It’s been so long since Lynch has made a feature film (or worked in television) that all the hype surrounding the return of Twin Peaks may have repressed some memories of just how much his work can test the audience’s patience. That tormenting is sometimes baldly deliberate, like how the season 2 opener featured a protracted exchange between a mortally wounded Cooper and an elderly bellhop, seemingly incapable of grasping the gravity of the situation. The same is true for the first two hours of The Return. The South Dakota sequences felt at times like a Twin Peaks pastiche with pieces of an unproduced pilot episode being stitched together to make this revival possible.
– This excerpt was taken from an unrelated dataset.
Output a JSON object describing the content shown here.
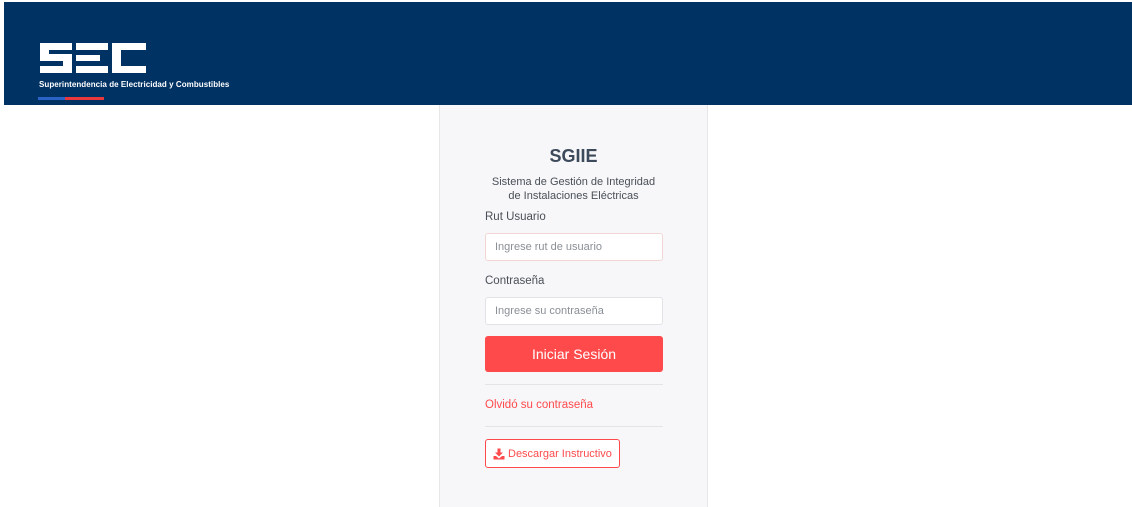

The same goes for Sam and Tracey’s fate, as the mysteriousness of Sam’s job and its connection to the Black Lodge and Cooper went on for what seemed like ages.
Those issues aside, it’s difficult to complain when you’re staring at the start of an 18-hour David Lynch project. Even when his artistic impulses seem to take viewers on the road to nowhere, the trip getting there is usually more fascinating than most of the destinations you’ll find anywhere else. This time around, however, it seems to be moving toward a plot centered on the mystery of Dale Cooper’s disappearance and what his doppelganger’s been doing for the last two-and-a-half decades. It’s probably a good idea to resign yourself from the thought of getting concrete answers, but that was never really the point of watching Twin Peaks to begin with. It’s about the unmistakable feeling you get from watching a piece of Lynch’s work. It’s oftentimes baffling, but it’s also thrilling just the same.
Twin Peaks returns next Sunday @9pm on Showtime. Episodes 3 and 4 are available for subscribers on the Showtime On Demand app immediately following the premiere.